Dry ports in European and North American intermodal rail systems : two of a kind?
Institute for Transport en Maritime Management (ITMMA)
Asian Round Table 2012 Conference (ALRT 2012), University of British Columbia (UBC), Vancouver, 14-15 June 2012
University of Antwerp
The development of inland freight distribution systems has been an active strategy to promote the hinterland of maritime gateways around the world. While differences can be observed among North-American and European hinterlands, intermodal rail and dry ports are playing a key role in the process of port regionalization. Despite a growing level of attention on the context and setting of dry ports, the function these nodes perform within their respective hinterlands varies substantially in terms of their governance, the stakeholders and the commercial relations they support. This paper analyzes the setting and development of rail-based dry ports in North America and Europe.
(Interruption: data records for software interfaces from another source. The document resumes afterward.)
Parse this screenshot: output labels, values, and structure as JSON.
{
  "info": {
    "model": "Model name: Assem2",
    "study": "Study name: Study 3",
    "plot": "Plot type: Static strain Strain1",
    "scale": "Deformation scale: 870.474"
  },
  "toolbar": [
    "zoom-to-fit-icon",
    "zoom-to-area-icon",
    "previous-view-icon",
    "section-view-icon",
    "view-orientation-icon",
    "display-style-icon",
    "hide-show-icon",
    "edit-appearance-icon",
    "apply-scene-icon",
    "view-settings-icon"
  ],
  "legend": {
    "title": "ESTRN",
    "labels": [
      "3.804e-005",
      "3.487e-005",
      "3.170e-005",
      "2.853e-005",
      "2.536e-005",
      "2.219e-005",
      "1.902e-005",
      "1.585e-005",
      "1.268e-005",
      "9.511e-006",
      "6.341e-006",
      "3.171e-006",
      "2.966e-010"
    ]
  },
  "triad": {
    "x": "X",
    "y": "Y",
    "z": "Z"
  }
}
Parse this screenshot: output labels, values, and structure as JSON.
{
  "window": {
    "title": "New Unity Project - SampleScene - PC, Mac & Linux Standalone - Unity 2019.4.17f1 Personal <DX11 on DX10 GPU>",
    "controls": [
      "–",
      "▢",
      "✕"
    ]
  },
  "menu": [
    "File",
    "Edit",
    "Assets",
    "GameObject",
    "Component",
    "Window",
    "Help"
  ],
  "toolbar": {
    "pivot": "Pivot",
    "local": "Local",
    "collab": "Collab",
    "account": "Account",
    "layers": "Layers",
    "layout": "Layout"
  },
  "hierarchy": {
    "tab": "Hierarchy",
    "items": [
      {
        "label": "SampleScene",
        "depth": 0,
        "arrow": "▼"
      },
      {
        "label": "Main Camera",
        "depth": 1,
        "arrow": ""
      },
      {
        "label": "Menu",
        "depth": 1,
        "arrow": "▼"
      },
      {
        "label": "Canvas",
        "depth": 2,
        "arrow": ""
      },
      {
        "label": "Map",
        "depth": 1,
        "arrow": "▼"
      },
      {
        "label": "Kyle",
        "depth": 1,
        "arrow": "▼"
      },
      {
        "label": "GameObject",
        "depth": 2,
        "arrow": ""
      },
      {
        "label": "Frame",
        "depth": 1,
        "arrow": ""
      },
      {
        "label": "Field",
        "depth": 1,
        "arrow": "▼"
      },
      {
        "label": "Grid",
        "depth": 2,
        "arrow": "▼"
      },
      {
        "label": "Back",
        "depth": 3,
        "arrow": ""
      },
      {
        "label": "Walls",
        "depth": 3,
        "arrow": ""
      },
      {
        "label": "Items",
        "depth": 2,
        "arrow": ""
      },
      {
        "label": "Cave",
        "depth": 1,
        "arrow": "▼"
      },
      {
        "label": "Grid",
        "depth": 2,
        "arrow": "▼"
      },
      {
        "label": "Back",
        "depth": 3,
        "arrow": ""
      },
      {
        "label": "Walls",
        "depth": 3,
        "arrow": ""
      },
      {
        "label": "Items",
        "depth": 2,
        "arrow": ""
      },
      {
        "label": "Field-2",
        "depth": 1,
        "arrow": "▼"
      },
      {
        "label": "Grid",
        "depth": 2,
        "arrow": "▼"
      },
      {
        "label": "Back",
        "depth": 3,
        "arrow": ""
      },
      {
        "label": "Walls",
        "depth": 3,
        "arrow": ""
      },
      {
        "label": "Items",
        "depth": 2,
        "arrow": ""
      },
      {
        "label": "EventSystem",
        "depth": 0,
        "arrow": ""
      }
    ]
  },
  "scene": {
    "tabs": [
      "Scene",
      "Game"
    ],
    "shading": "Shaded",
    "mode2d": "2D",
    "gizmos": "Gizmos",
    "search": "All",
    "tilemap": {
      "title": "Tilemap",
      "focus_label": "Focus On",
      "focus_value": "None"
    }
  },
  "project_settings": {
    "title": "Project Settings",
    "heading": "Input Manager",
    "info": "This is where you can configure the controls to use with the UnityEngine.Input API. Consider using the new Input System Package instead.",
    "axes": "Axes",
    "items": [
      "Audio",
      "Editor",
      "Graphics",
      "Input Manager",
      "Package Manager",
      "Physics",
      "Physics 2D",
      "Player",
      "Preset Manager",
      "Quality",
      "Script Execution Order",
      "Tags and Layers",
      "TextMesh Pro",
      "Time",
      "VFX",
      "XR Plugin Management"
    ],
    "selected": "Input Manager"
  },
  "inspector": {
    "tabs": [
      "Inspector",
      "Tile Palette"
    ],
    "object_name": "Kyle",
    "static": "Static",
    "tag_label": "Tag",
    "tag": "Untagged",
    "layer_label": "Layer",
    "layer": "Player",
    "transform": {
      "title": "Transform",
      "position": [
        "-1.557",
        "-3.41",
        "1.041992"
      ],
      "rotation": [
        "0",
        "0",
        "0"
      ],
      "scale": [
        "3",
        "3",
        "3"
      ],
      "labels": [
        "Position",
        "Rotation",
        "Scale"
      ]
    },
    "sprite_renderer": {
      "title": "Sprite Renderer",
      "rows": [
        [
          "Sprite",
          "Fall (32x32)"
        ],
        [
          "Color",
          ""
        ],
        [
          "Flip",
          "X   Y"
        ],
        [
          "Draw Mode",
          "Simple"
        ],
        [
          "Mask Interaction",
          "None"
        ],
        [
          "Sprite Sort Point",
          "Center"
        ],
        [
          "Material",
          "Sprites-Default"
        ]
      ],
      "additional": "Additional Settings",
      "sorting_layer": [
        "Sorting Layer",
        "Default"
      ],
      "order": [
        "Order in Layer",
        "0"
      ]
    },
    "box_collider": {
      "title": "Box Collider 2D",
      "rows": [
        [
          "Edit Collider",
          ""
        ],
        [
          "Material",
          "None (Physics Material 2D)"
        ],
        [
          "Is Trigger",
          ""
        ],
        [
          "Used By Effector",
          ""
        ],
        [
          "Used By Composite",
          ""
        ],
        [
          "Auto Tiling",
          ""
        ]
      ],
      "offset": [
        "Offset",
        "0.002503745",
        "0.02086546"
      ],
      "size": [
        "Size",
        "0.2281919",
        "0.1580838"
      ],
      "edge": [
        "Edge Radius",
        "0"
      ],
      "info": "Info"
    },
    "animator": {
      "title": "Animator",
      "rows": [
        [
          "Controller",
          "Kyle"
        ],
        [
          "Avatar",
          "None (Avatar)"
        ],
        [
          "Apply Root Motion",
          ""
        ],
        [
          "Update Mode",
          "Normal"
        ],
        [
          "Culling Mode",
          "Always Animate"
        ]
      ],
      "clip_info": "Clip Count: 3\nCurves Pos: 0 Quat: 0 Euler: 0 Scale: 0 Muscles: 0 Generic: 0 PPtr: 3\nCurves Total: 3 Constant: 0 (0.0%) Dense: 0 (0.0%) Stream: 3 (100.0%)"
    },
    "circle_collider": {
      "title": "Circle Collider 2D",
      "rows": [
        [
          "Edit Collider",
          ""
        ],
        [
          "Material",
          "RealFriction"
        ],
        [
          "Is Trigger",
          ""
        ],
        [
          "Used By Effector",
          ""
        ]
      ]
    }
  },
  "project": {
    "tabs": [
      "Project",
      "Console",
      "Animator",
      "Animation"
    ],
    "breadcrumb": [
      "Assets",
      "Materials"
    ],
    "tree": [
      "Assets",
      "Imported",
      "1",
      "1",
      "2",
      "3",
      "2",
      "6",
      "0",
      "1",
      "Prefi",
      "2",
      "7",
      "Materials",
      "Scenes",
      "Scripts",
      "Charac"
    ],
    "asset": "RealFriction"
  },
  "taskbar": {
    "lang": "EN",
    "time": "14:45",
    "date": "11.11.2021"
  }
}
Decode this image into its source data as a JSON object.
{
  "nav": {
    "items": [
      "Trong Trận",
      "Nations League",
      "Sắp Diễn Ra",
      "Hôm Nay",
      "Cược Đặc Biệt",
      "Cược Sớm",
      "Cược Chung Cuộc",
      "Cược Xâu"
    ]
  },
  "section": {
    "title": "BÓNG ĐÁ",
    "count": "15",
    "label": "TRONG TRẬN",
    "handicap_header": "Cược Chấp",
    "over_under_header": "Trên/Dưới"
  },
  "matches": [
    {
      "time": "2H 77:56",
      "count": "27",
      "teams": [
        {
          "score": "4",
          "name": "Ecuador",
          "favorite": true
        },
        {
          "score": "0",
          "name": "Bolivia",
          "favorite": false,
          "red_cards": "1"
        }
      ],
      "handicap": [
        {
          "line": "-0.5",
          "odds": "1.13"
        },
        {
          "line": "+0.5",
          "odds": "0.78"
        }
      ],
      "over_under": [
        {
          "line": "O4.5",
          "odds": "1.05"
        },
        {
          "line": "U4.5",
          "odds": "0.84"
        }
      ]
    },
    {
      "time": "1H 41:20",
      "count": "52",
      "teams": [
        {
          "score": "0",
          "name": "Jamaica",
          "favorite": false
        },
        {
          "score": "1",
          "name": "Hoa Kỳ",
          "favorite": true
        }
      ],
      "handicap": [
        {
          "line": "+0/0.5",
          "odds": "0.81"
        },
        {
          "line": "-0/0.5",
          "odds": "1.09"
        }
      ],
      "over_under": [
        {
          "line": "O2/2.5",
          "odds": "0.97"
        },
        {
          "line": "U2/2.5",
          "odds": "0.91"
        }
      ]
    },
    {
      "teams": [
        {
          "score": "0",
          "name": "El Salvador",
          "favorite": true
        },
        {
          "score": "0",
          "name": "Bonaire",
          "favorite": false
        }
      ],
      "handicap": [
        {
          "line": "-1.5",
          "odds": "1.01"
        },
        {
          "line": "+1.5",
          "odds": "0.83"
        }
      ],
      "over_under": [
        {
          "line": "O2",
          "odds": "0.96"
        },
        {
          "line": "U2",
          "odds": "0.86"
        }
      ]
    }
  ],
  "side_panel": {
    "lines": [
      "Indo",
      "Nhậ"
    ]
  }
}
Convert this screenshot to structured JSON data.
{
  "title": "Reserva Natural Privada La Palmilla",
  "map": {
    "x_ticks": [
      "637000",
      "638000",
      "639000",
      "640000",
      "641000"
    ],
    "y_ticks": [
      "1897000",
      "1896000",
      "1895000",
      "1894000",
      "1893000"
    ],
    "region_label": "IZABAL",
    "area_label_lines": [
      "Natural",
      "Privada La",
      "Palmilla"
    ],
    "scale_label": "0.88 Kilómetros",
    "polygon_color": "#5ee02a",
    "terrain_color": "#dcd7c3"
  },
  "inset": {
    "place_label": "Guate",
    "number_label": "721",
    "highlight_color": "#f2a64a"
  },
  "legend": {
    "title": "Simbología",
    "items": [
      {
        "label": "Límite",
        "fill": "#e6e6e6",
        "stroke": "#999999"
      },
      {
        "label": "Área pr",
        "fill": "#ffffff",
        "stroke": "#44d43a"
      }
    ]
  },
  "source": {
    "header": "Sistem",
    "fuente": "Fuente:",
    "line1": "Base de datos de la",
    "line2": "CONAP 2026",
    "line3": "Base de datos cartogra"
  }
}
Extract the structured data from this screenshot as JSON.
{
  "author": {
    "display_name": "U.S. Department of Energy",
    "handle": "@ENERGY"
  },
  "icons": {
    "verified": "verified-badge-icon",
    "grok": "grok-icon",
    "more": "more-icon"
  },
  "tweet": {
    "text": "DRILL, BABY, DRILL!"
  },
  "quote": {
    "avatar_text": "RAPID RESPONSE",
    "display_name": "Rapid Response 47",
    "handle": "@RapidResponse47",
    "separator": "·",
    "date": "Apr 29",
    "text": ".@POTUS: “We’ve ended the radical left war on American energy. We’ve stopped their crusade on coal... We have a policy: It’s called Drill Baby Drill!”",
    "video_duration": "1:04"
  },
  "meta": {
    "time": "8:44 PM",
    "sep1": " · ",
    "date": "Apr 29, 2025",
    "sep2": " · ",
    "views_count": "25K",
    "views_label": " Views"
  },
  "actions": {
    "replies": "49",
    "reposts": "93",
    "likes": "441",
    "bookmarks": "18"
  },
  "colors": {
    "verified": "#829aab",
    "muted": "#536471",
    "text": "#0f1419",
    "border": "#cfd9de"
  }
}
We argue that rail-induced dry port development, or alternatively dry port induced rail development, comes in many forms and shapes as a function of the regional and local governance and regulatory settings, types and strategies of stakeholders involved, the spatial and functional relations with adjacent and or distant gateway ports, the dynamics in logistics network configurations, and the specific competitive setting (i.e. competition with trucking and barges in Europe) and imperatives in rail operations.